Dataset rows describing interfaces
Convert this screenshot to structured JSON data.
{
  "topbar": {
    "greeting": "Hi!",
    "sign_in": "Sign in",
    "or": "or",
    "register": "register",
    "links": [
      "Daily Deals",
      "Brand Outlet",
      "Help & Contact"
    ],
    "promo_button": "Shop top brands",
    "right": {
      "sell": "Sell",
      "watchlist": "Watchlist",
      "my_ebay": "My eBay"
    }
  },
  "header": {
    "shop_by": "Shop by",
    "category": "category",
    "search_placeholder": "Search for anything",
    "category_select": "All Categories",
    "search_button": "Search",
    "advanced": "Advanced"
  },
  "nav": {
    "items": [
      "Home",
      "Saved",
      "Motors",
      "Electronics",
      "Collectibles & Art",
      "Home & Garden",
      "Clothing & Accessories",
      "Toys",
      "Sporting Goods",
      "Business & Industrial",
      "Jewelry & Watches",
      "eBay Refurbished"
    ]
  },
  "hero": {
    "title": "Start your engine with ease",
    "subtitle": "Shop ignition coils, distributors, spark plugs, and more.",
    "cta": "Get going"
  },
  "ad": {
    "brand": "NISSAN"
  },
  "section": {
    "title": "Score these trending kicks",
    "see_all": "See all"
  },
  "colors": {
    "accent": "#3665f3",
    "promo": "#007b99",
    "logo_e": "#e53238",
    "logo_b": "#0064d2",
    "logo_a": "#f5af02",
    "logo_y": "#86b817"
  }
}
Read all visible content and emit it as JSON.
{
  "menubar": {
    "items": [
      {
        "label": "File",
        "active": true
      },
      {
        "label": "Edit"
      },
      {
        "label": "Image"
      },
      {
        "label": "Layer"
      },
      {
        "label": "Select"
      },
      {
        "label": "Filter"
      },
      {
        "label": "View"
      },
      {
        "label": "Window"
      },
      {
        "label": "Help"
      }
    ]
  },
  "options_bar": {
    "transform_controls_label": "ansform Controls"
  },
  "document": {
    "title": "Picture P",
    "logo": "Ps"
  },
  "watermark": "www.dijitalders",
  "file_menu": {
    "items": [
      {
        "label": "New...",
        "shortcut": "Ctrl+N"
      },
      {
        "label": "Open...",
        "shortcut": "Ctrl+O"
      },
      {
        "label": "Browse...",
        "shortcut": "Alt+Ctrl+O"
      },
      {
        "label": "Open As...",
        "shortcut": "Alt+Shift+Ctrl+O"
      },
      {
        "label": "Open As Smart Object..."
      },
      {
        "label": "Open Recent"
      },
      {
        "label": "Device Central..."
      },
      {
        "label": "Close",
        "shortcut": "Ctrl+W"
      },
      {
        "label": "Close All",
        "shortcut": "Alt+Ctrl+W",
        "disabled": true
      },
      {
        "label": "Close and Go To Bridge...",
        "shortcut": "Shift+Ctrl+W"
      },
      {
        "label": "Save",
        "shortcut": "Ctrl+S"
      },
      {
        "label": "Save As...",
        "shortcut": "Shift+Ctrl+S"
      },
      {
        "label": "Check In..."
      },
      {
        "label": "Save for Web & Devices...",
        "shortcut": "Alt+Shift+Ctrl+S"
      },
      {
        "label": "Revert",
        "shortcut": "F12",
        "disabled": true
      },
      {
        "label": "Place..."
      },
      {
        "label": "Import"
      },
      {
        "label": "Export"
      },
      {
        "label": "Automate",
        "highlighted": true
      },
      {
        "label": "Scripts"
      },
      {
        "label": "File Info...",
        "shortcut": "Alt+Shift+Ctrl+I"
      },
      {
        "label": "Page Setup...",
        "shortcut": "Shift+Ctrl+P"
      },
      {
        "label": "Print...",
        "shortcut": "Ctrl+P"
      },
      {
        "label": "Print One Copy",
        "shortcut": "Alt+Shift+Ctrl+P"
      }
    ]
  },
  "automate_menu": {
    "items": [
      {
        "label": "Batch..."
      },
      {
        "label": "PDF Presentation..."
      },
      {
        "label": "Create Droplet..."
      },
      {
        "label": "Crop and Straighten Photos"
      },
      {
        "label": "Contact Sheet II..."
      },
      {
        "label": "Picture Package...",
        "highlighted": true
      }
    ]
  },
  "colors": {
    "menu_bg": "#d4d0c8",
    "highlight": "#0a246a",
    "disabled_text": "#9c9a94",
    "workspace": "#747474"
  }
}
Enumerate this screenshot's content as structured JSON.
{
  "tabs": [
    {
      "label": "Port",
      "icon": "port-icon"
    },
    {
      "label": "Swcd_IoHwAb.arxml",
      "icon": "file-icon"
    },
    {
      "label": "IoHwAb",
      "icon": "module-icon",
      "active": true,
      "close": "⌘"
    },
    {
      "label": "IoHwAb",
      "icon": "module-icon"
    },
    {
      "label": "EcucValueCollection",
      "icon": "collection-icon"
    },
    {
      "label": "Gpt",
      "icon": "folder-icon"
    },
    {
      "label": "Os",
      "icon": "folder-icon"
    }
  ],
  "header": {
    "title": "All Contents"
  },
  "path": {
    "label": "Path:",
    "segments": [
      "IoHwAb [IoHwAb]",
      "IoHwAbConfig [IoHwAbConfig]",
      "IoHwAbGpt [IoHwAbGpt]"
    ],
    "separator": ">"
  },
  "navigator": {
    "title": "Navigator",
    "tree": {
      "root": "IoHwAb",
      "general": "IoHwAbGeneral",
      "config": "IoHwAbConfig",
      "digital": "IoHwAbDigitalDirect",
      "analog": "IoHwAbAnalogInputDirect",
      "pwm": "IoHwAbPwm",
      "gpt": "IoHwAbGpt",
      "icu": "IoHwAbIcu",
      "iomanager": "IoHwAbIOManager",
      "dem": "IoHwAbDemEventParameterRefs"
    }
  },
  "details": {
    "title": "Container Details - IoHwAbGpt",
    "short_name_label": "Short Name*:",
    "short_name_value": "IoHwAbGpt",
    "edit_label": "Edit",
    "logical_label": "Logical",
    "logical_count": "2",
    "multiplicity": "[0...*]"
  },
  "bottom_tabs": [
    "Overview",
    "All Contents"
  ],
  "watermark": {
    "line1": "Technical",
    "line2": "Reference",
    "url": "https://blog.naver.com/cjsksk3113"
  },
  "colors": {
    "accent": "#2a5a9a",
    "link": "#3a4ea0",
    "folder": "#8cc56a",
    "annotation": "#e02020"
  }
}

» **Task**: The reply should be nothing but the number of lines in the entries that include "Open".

» **Result of the exercise**: 4